About 8 or 10 months back, because of the harsh economic conditions, prevailing in northern Sri Lanka, a group of Tamils decided to migrate to India. They somehow reached the Indian shores safely, but found the living conditions quite impossible. After spending roughly six months in India, they found their existence in India rather precarious, because they were unable to find work and their children could not attend school, while some had fears about their safety. It was then that they decided to migrate to Australia as refugees. The group of 157 people, consisting of mostly ethnic Tamils from Sri Lanka and including 50 children, left the Indian port of Pondicherry in June 2014 on a boat arranged by some illegal human traffickers.
They however never managed to reach the Australian shore and were picked up by Australian authorities towards the end of June on high seas and this is where their ordeal supposedly began. They were made to spend next three or four weeks on a customs boat, mostly locked in windowless rooms and were finally taken to Australian mainland July 25. The asylum seekers were first taken to Cocos Island and then flown to the Curtin Detention Centre in remote Western Australia.
Australia's immigration Minister Scott Morrison, unilaterally decided that these people were actually economic migrants and they must go back to India, even when they were not Indian citizens. He came out with a statement saying that the group will undergo identity checks from Indian consular officials and that none will be resettled in Australia. He added that India has agreed to take back any of its citizens and will consider taking Sri Lankan nationals who are Indian non-citizen residents.
This was immediately questioned by Australia's Refugee and Immigration Legal Centre executive director David Manne, who said: "It is a fundamental principle of refugee protection that people should not have to deal with officials from the country they have fled from. People who are seeking protection should never be put in a position where they are exposed to officials from another country without a proper assessment first being made of their claims of persecution.”
What came next was a move that can be straight way assigned to chronicles of Fifteenth or sixteenth century white colonists, who treated the black or brown natives with utmost contempt and considered them as some kind of inferior human beings. In fact preparations for this move had began, when the group was on customs boat itself. After the people were interviewed nine of the adults were separated from the others while they were still on the customs vessel and were taught how to use a lifeboat. They were told that there would be 50 to 60 people on each lifeboat and they would have to navigate them back to India on open seas. Naturally, Sri Lankans refised saying they had no experience in operating or navigating a boat, and couldn’t take responsibility for ensuring the safety of those on board. However, the officers told them that it was an Australian government decision and they had to obey.
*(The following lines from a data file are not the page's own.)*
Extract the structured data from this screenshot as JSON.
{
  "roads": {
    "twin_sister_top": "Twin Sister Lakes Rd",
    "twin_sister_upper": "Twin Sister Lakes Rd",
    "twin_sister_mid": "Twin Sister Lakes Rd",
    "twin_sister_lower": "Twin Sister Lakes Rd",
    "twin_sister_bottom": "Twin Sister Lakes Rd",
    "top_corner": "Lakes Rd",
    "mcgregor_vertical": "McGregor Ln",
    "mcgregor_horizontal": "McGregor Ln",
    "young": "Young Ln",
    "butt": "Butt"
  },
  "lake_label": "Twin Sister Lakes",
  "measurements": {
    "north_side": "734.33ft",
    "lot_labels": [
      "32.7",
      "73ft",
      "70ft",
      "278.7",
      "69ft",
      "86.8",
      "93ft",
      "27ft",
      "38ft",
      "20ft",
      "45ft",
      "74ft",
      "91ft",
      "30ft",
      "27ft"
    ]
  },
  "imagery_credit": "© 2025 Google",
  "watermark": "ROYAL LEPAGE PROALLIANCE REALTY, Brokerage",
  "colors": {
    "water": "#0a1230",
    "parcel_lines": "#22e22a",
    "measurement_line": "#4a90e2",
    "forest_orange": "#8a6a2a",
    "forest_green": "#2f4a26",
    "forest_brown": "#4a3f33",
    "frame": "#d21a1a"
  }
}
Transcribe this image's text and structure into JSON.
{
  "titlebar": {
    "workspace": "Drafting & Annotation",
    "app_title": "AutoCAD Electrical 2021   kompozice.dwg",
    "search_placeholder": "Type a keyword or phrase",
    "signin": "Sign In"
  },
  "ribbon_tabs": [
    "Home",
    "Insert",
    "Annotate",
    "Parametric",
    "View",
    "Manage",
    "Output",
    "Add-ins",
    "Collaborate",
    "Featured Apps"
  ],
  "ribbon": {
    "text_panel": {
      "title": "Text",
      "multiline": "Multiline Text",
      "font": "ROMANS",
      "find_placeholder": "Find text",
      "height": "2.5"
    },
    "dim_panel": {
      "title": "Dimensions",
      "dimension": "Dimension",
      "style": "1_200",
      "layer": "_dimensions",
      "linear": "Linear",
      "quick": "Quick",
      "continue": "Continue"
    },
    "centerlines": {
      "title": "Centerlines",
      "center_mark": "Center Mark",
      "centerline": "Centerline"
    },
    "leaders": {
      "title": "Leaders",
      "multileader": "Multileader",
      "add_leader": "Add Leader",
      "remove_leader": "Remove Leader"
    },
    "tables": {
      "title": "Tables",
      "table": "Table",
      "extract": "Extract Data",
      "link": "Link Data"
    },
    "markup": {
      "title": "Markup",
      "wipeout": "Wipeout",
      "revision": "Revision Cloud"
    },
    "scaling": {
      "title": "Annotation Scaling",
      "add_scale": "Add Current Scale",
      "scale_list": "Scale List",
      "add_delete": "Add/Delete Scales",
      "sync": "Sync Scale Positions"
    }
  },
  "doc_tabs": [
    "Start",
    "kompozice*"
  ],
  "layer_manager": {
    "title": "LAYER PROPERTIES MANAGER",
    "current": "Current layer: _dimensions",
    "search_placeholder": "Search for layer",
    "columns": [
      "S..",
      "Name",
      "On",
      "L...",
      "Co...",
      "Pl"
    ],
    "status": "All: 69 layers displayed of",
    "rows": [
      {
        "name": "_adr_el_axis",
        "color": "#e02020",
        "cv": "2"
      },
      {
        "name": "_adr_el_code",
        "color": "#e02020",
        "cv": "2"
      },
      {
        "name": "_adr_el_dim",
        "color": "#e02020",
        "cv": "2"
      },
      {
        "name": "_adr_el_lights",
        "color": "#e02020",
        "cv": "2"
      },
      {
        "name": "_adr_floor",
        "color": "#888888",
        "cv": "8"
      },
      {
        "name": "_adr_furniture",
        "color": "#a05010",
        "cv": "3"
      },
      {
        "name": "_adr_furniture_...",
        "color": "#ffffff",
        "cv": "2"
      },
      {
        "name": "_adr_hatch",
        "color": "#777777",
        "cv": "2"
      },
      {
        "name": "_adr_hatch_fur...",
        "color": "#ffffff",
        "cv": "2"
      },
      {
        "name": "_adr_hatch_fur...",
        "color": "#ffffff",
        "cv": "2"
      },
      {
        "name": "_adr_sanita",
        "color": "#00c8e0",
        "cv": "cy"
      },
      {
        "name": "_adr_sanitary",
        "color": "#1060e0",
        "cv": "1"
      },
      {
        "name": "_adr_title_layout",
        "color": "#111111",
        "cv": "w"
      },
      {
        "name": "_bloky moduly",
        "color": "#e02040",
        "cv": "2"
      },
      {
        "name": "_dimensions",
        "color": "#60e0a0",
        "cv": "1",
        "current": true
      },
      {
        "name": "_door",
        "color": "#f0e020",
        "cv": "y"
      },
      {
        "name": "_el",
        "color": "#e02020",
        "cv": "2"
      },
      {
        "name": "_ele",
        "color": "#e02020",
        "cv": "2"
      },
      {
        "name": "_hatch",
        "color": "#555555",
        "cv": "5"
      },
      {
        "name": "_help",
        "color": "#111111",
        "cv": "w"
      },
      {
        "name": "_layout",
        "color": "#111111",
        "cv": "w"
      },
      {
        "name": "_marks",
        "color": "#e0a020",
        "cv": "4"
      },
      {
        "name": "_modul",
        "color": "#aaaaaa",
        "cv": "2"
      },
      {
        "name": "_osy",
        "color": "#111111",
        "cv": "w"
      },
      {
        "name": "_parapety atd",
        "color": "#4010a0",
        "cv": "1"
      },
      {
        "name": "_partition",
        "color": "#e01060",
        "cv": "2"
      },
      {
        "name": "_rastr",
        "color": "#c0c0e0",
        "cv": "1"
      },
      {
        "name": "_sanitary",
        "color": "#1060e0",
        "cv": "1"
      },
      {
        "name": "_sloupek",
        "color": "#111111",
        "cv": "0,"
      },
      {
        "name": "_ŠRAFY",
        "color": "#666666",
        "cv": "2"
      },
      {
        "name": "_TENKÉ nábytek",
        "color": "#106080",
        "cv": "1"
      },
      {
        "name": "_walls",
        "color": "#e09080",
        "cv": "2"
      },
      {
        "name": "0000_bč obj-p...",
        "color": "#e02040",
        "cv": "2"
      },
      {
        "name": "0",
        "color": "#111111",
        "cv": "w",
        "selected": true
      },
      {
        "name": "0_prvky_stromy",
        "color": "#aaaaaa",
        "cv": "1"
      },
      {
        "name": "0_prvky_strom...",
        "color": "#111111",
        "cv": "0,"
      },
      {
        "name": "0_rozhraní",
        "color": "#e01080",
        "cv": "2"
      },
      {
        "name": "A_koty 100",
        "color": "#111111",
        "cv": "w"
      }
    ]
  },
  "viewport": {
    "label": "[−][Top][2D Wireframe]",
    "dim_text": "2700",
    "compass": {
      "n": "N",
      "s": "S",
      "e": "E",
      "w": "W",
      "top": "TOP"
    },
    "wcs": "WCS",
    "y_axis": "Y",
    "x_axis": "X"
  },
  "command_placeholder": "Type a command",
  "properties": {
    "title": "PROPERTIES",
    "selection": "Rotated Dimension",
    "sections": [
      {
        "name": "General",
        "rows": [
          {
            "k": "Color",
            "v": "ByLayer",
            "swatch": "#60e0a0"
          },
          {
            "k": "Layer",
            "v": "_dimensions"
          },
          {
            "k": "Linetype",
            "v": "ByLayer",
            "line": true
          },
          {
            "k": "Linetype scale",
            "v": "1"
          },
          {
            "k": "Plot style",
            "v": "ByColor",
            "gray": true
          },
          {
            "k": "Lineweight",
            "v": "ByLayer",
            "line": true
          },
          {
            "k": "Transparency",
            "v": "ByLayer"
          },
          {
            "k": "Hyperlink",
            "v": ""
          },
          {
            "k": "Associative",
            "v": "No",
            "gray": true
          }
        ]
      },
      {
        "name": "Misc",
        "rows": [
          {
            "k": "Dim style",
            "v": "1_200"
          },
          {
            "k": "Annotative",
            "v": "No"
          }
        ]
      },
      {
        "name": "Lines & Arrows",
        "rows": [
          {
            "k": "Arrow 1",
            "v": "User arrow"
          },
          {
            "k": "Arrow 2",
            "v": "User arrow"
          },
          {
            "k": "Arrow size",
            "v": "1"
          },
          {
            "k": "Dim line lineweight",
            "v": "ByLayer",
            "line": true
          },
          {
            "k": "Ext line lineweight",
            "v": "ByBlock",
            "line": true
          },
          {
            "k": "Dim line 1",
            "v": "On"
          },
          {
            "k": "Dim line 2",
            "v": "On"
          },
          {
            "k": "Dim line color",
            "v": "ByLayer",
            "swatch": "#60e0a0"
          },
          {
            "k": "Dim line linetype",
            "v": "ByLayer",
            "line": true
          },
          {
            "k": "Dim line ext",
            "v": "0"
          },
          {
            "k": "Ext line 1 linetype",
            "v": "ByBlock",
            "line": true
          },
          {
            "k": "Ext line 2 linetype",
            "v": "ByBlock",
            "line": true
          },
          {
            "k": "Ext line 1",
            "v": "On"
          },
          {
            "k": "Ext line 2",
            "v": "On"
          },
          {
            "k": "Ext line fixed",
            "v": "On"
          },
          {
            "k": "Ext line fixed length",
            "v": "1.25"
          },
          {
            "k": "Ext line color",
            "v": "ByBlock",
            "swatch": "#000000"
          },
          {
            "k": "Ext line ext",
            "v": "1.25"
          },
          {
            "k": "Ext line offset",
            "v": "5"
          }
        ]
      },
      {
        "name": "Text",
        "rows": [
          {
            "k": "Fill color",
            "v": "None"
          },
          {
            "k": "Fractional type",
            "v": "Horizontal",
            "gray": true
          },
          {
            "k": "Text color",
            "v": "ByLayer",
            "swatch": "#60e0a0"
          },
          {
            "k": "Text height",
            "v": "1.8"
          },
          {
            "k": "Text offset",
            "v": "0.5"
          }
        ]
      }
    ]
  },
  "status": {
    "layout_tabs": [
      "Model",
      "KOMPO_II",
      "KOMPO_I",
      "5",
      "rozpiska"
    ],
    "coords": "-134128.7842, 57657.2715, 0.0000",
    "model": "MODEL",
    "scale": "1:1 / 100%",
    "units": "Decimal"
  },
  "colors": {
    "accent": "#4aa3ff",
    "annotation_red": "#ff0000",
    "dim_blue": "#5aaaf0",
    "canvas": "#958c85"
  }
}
Any one can imagine the cruelty of this decision, under which 50 or 60 people were to be put in a life boat captained by a total novice and launched from Australian shore on open seas, for going to India. It was like giving them a death warrant. Naturally, the Sri Lankan asylum seekers, absolutely terrified at the prospect of travelling to India in a life boat, refused point blank even to meet Indian consular officers saying that they were Sri Lanka citizens.
Australia's immigration Minister Scott Morrison then came out with another cruel statement, when he said that the government had provided a “rare opportunity” for many of those on board the vessel to “go back to where they had been living in safety in India, where they have family and friends.” No doubt it was a rare opportunity indeed, where else can you get a lifetime chance to travel from Australia to India on open sea on a life boat?
Refugee camp on Naaru island
Sri Lankans were wise enough and refused to go along with this cruel plan of Australian Government. Under Australia’s policy to stop people-smuggling boats, all asylum-seekers arriving by boat are sent to Nauru (Naaru is a tiny island in Pacific ocean.) and Papua New Guinea for processing and resettlement, and are denied resettlement in Australia even if found to be genuine refugees. Scott Morrison confirms this and says that even if Sri Lankans are found to be refugees they will be resettled on Nauru, not in Australia.
He however feels sad that they did not take his life boat to India offer and says “If they are not found to be a refugee they will go back to Sri Lanka, not India. Going back to India, where they are likely to have family and friends, is no longer an option for those who were living there,”
Readers can judge themselves but all I can add is what Australians were trying to do with Sri Lankans is nothing but apathy and raw apartheid tendancies so typically shown by white colonists of the past. Just imagine, what would have Australians done to the migrants, if the boat they had travelled had contained, instead of Sri Lankans, white Europeans from say Serbia or Ukraine?
6th August 2014